Abt was born on 16 July 1850 in Bünzen. In 1882, while working in Paris, he designed and patented his rack-railway system that enabled at least one tooth of the rack to be permanently engaged. It was first used on the Blankenburg to Tanne narrow-gauge railway in the Harz mountains of Germany. Abt also developed the self-regulating "Abt Switch" for funicular railways and led the construction of 72 mountain railways worldwide including the Visp-Zermatt, Gornergrat, Furka Oberalp and Ferrovia Monte Generoso railways. The most famous railway built with the Abt system is the Arica–La Paz railway in Bolivia.
In 1903, as president of the Gotthardbahn company, Abt led buy-back negotiations with the German Confederation during the nationalisation of private railway companies.

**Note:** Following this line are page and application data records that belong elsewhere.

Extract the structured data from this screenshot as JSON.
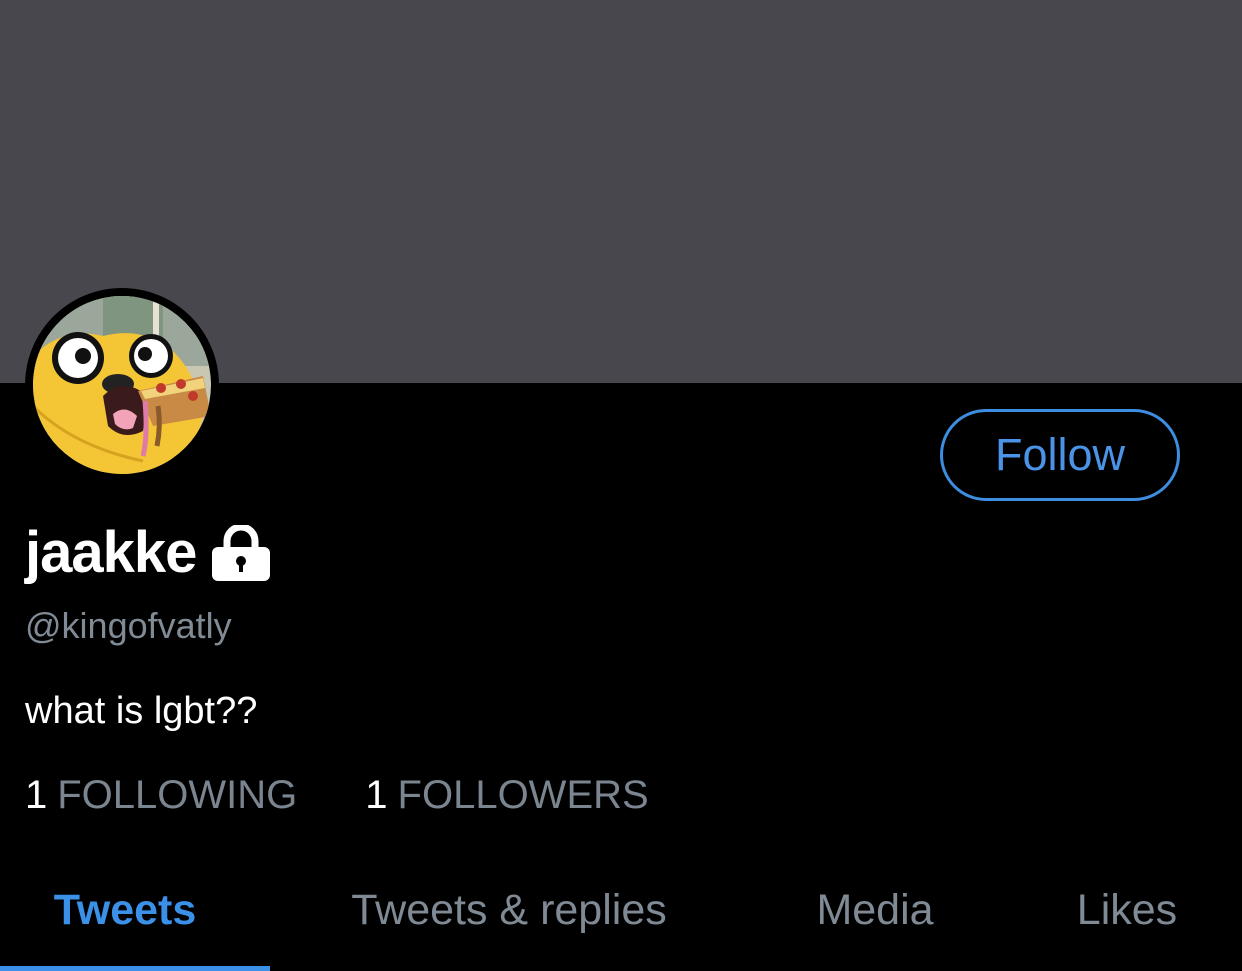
{
  "profile": {
    "display_name": "jaakke",
    "handle": "@kingofvatly",
    "bio": "what is lgbt??",
    "protected": true
  },
  "actions": {
    "follow_label": "Follow"
  },
  "stats": {
    "following_count": "1",
    "following_label": "FOLLOWING",
    "followers_count": "1",
    "followers_label": "FOLLOWERS"
  },
  "tabs": [
    {
      "label": "Tweets",
      "active": true
    },
    {
      "label": "Tweets & replies",
      "active": false
    },
    {
      "label": "Media",
      "active": false
    },
    {
      "label": "Likes",
      "active": false
    }
  ],
  "icons": {
    "protected": "lock-icon",
    "avatar": "avatar-image"
  },
  "colors": {
    "accent": "#3b91e8",
    "banner": "#48474d",
    "background": "#000000",
    "muted_text": "#7f8a95"
  }
}
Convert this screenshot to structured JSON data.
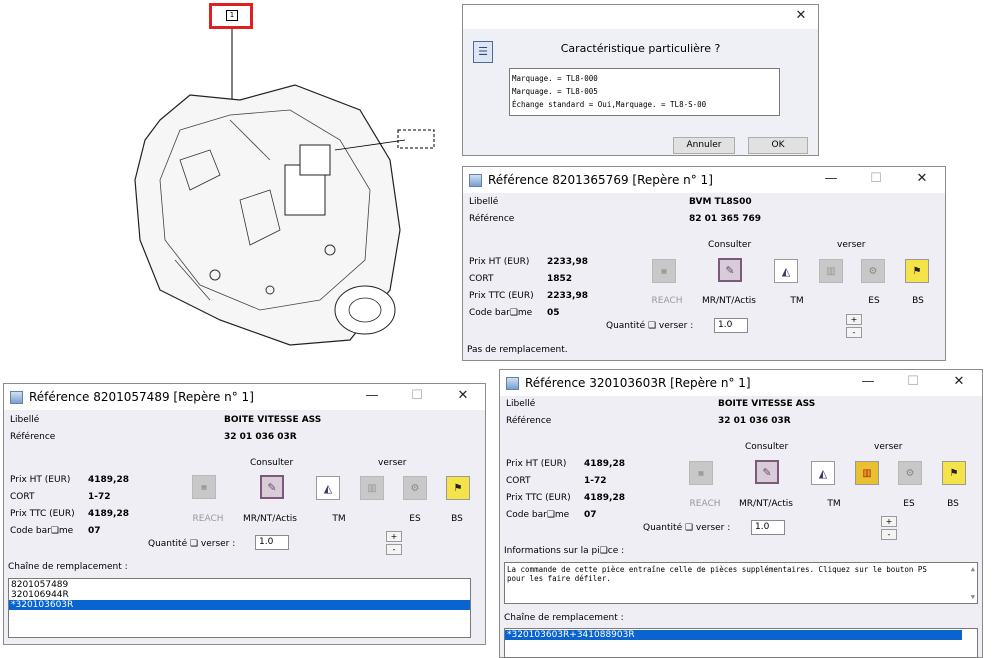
{
  "drawing": {
    "callout_number": "1"
  },
  "dialog": {
    "question": "Caractéristique particulière ?",
    "options": [
      "Marquage. = TL8-000",
      "Marquage. = TL8-005",
      "Échange standard  = Oui,Marquage. = TL8-S-00"
    ],
    "cancel_label": "Annuler",
    "ok_label": "OK"
  },
  "win1": {
    "title": "Référence 8201365769 [Repère n° 1]",
    "libelle_label": "Libellé",
    "libelle_value": "BVM TL8S00",
    "reference_label": "Référence",
    "reference_value": "82 01 365 769",
    "prix_ht_label": "Prix HT (EUR)",
    "prix_ht_value": "2233,98",
    "cort_label": "CORT",
    "cort_value": "1852",
    "prix_ttc_label": "Prix TTC (EUR)",
    "prix_ttc_value": "2233,98",
    "code_bareme_label": "Code bar❑me",
    "code_bareme_value": "05",
    "consulter_label": "Consulter",
    "verser_label": "verser",
    "reach_label": "REACH",
    "mr_label": "MR/NT/Actis",
    "tm_label": "TM",
    "es_label": "ES",
    "bs_label": "BS",
    "quantite_label": "Quantité ❑ verser :",
    "quantite_value": "1.0",
    "status": "Pas de remplacement."
  },
  "win2": {
    "title": "Référence 8201057489 [Repère n° 1]",
    "libelle_label": "Libellé",
    "libelle_value": "BOITE VITESSE ASS",
    "reference_label": "Référence",
    "reference_value": "32 01 036 03R",
    "prix_ht_label": "Prix HT (EUR)",
    "prix_ht_value": "4189,28",
    "cort_label": "CORT",
    "cort_value": "1-72",
    "prix_ttc_label": "Prix TTC (EUR)",
    "prix_ttc_value": "4189,28",
    "code_bareme_label": "Code bar❑me",
    "code_bareme_value": "07",
    "consulter_label": "Consulter",
    "verser_label": "verser",
    "reach_label": "REACH",
    "mr_label": "MR/NT/Actis",
    "tm_label": "TM",
    "es_label": "ES",
    "bs_label": "BS",
    "quantite_label": "Quantité ❑ verser :",
    "quantite_value": "1.0",
    "chain_label": "Chaîne de remplacement :",
    "chain": [
      "8201057489",
      "320106944R",
      "*320103603R"
    ]
  },
  "win3": {
    "title": "Référence 320103603R [Repère n° 1]",
    "libelle_label": "Libellé",
    "libelle_value": "BOITE VITESSE ASS",
    "reference_label": "Référence",
    "reference_value": "32 01 036 03R",
    "prix_ht_label": "Prix HT (EUR)",
    "prix_ht_value": "4189,28",
    "cort_label": "CORT",
    "cort_value": "1-72",
    "prix_ttc_label": "Prix TTC (EUR)",
    "prix_ttc_value": "4189,28",
    "code_bareme_label": "Code bar❑me",
    "code_bareme_value": "07",
    "consulter_label": "Consulter",
    "verser_label": "verser",
    "reach_label": "REACH",
    "mr_label": "MR/NT/Actis",
    "tm_label": "TM",
    "es_label": "ES",
    "bs_label": "BS",
    "quantite_label": "Quantité ❑ verser :",
    "quantite_value": "1.0",
    "info_label": "Informations sur la pi❑ce :",
    "info_text": "La commande de cette pièce entraîne celle de pièces supplémentaires. Cliquez sur le bouton PS pour les faire défiler.",
    "chain_label": "Chaîne de remplacement :",
    "chain": [
      "*320103603R+341088903R"
    ]
  },
  "colors": {
    "selection": "#0a64d0",
    "callout": "#e02020",
    "window_bg": "#eeeef4"
  }
}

He received many honours, including an honorary doctorate (Doctor honoris causa) from the Technical University of Hanover and the John Scott Medal in 1889. He was also a patron and connoisseur of the arts, a member of the Swiss Federal Art Commission from 1904-1907 and the President of the Swiss Art Association from 1905-1911.
Abt was a keen collector of hammered gold artwork; he would not let go of any coin or medal whose special beauty aroused his artistic interest. His coin and art collection was auctioned off after his death.